A Philip Dawdy piece in the Seattle Weekly repeats the social-service folks’ belief—a folk belief—that the problem of homelessness could be solved by an increase in the minimum wage. The article says:
Minimum-wage jobs pay $7.35 an hour. A 2001 study by the Washington Association of Churches pegged the self-sufficiency standard for rent, food, and transportation, etc., at $9.61 an hour for a single person in King County and at $11.76 per hour for each parent in a traditional four-person household.
If you look it up on the web, you’ll see that Washington has the highest minimum wage of any U.S. state. Here are the states that set a higher-than-required minimum:
All the rest of the states, including our neighbor, ID, are at the federal minimum of $5.15. (Twelve of the fourteen states on that list were Kerry states in the last election, by the way.)

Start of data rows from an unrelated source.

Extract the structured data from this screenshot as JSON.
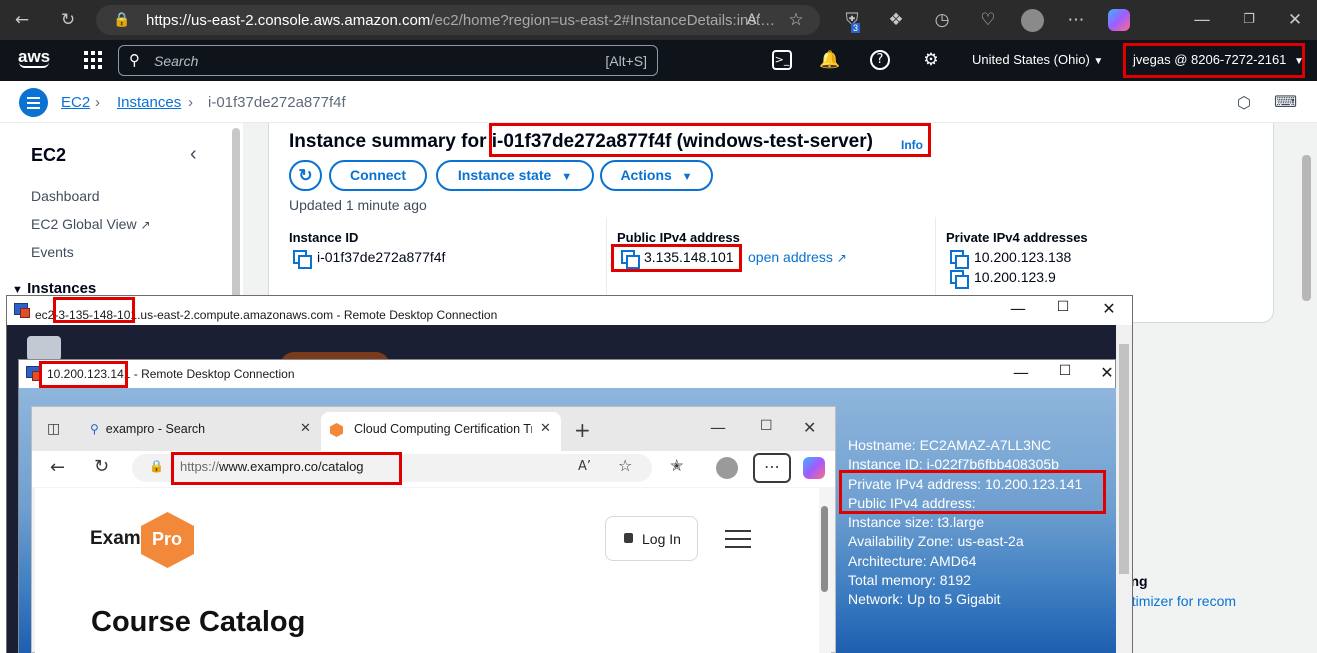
{
  "browser": {
    "url_host": "https://us-east-2.console.aws.amazon.com",
    "url_path": "/ec2/home?region=us-east-2#InstanceDetails:inst…",
    "reader_label": "A’",
    "badge_count": "3"
  },
  "aws_nav": {
    "logo": "aws",
    "search_placeholder": "Search",
    "search_shortcut": "[Alt+S]",
    "region": "United States (Ohio)",
    "account": "jvegas @ 8206-7272-2161"
  },
  "breadcrumb": {
    "ec2": "EC2",
    "instances": "Instances",
    "current": "i-01f37de272a877f4f"
  },
  "sidebar": {
    "title": "EC2",
    "items": [
      "Dashboard",
      "EC2 Global View",
      "Events"
    ],
    "section": "Instances"
  },
  "summary": {
    "title_prefix": "Instance summary for ",
    "title_instance": "i-01f37de272a877f4f (windows-test-server)",
    "info": "Info",
    "connect": "Connect",
    "instance_state": "Instance state",
    "actions": "Actions",
    "updated": "Updated 1 minute ago",
    "instance_id_label": "Instance ID",
    "instance_id": "i-01f37de272a877f4f",
    "public_ip_label": "Public IPv4 address",
    "public_ip": "3.135.148.101",
    "open_address": "open address",
    "private_ip_label": "Private IPv4 addresses",
    "private_ips": [
      "10.200.123.138",
      "10.200.123.9"
    ]
  },
  "background_right": {
    "heading_fragment": "ding",
    "link_fragment": "ptimizer for recom",
    "bracket": "]"
  },
  "rdp1": {
    "title_prefix": "ec2",
    "title_ip": "-3-135-148-101",
    "title_suffix": ".us-east-2.compute.amazonaws.com - Remote Desktop Connection"
  },
  "rdp2": {
    "title_ip": "10.200.123.141",
    "title_suffix": " - Remote Desktop Connection"
  },
  "bginfo": {
    "hostname": "Hostname: EC2AMAZ-A7LL3NC",
    "instance_id": "Instance ID: i-022f7b6fbb408305b",
    "private_ip": "Private IPv4 address: 10.200.123.141",
    "public_ip": "Public IPv4 address:",
    "size": "Instance size: t3.large",
    "az": "Availability Zone: us-east-2a",
    "arch": "Architecture: AMD64",
    "memory": "Total memory: 8192",
    "network": "Network: Up to 5 Gigabit"
  },
  "edge": {
    "tab1": "exampro - Search",
    "tab2": "Cloud Computing Certification Tra",
    "url_scheme": "https://",
    "url_rest": "www.exampro.co/catalog"
  },
  "site": {
    "exam": "Exam",
    "pro": "Pro",
    "login": "Log In",
    "heading": "Course Catalog"
  },
  "colors": {
    "aws_nav": "#0f141a",
    "aws_link": "#0972d3",
    "highlight": "#e00000",
    "exampro_orange": "#f2883a"
  }
}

Economic theory, and most of the evidence suggests that minimum wage laws tend to put people out of work—and not just any people, at random, but the least employable people. This is common sense: a law making it illegal to work for less than $7.35 cannot make your labor worth $7.35 to an employer. The higher the wage, the fussier the employer will be, and the less inclined to hire the formerly homeless.
The minimum wage is a starting wage, the first rung of the ladder. People who get on it, and are good workers, tend to rise quickly, studies show. But the higher you set it, the more people never get on the ladder.

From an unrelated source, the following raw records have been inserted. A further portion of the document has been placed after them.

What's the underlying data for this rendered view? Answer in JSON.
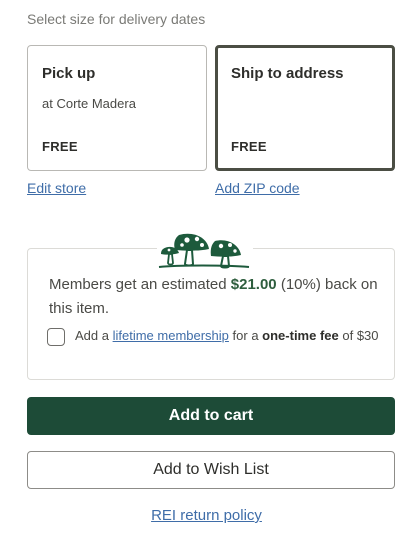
{
  "fulfillment": {
    "hint": "Select size for delivery dates",
    "pickup": {
      "title": "Pick up",
      "subtitle": "at Corte Madera",
      "price": "FREE",
      "link": "Edit store"
    },
    "ship": {
      "title": "Ship to address",
      "price": "FREE",
      "link": "Add ZIP code"
    }
  },
  "membership": {
    "icon": "mushrooms-icon",
    "text_before": "Members get an estimated ",
    "amount": "$21.00",
    "text_after": " (10%) back on this item.",
    "add_prefix": "Add a ",
    "link": "lifetime membership",
    "for_a": " for a ",
    "one_time": "one-time fee",
    "price_suffix": " of $30"
  },
  "actions": {
    "add_to_cart": "Add to cart",
    "add_to_wishlist": "Add to Wish List",
    "return_policy": "REI return policy"
  },
  "colors": {
    "primary_button": "#1d4b37",
    "link": "#3f6da8",
    "selected_border": "#4b4e44"
  }
}
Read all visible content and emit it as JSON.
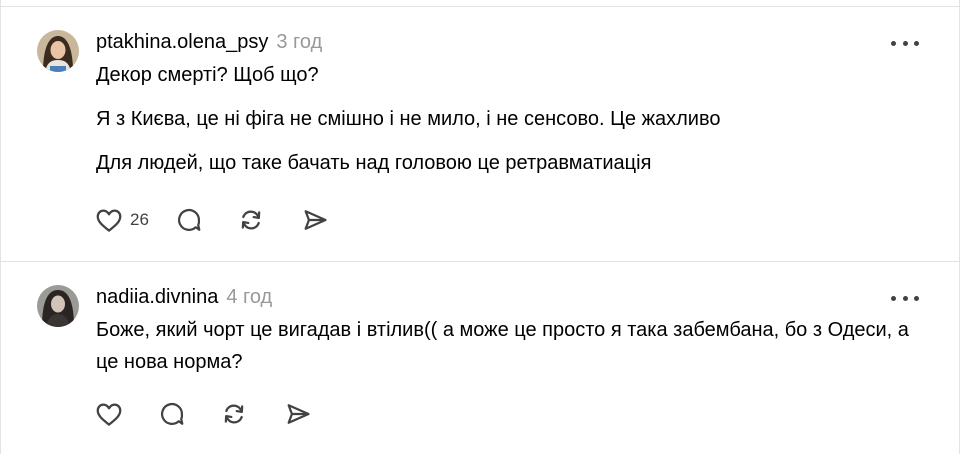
{
  "posts": [
    {
      "username": "ptakhina.olena_psy",
      "time": "3 год",
      "paragraphs": [
        "Декор смерті? Щоб що?",
        "Я з Києва, це ні фіга не смішно і не мило, і не сенсово. Це жахливо",
        "Для людей, що таке бачать над головою це ретравматиація"
      ],
      "like_count": "26"
    },
    {
      "username": "nadiia.divnina",
      "time": "4 год",
      "paragraphs": [
        "Боже, який чорт це вигадав і втілив(( а може це просто я така забембана, бо з Одеси, а це нова норма?"
      ],
      "like_count": ""
    }
  ],
  "icons": {
    "like": "heart-icon",
    "comment": "comment-bubble-icon",
    "repost": "repost-icon",
    "share": "send-icon",
    "more": "more-horizontal-icon"
  },
  "colors": {
    "text": "#000000",
    "muted": "#999999",
    "icon": "#424242",
    "divider": "#e3e3e3"
  }
}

There is a philosophical consideration as well. I believe that each person owns his labor. Whether he works, or doesn’t work, and the terms of his work, should be none of the government’s business. If he wants to sell his labor for less than $7.35, or $5.15, or ten cents, or give it away for free, or pay someone to take it, that should be his right. In fact, under the labor laws as I understand them, you cannot work for any wage between 1 cent and $7.34 per hour, but it’s OK to work for zero. I did that once, as a newspaper intern—and it was explained to me by the company that they could pay me zero but not, say, a dollar an hour. I wasn’t willing to work for zero for very long, but I was willing for a while—and it was my choice.
Respond to Bruce.